** Working data follows **
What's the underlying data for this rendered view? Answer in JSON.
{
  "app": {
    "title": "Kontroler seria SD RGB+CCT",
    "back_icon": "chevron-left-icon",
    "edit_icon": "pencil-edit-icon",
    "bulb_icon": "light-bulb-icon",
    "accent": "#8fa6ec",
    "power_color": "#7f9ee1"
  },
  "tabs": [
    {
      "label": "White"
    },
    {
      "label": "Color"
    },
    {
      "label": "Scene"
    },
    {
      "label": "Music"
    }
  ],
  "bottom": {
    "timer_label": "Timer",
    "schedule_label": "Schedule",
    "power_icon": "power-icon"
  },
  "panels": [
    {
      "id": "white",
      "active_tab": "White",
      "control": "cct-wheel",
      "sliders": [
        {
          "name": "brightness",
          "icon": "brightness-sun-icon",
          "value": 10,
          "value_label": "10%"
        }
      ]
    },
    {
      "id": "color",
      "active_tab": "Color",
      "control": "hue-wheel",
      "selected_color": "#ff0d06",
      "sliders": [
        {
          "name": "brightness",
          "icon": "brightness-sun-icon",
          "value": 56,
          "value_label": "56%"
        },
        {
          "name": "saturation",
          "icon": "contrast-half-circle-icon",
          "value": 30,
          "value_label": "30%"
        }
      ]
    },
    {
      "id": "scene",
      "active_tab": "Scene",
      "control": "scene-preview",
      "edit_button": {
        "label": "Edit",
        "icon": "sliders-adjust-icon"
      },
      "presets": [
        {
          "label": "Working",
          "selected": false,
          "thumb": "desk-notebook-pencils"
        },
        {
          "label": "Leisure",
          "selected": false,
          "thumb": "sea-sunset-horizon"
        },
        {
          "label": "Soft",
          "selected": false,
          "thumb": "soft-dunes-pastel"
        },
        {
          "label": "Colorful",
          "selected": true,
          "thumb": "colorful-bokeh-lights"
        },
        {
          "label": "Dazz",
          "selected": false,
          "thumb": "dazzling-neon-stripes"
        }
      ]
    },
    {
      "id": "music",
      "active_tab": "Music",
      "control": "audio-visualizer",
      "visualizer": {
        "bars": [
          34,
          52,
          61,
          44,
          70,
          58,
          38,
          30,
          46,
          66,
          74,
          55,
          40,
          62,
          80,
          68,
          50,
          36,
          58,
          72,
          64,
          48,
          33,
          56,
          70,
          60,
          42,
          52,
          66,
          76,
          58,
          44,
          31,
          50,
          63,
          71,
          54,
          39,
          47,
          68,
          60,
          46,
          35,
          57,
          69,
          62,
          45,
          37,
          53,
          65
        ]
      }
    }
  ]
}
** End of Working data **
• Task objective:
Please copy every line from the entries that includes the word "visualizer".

• Answer to the exercise:
      "control": "audio-visualizer",
      "visualizer": {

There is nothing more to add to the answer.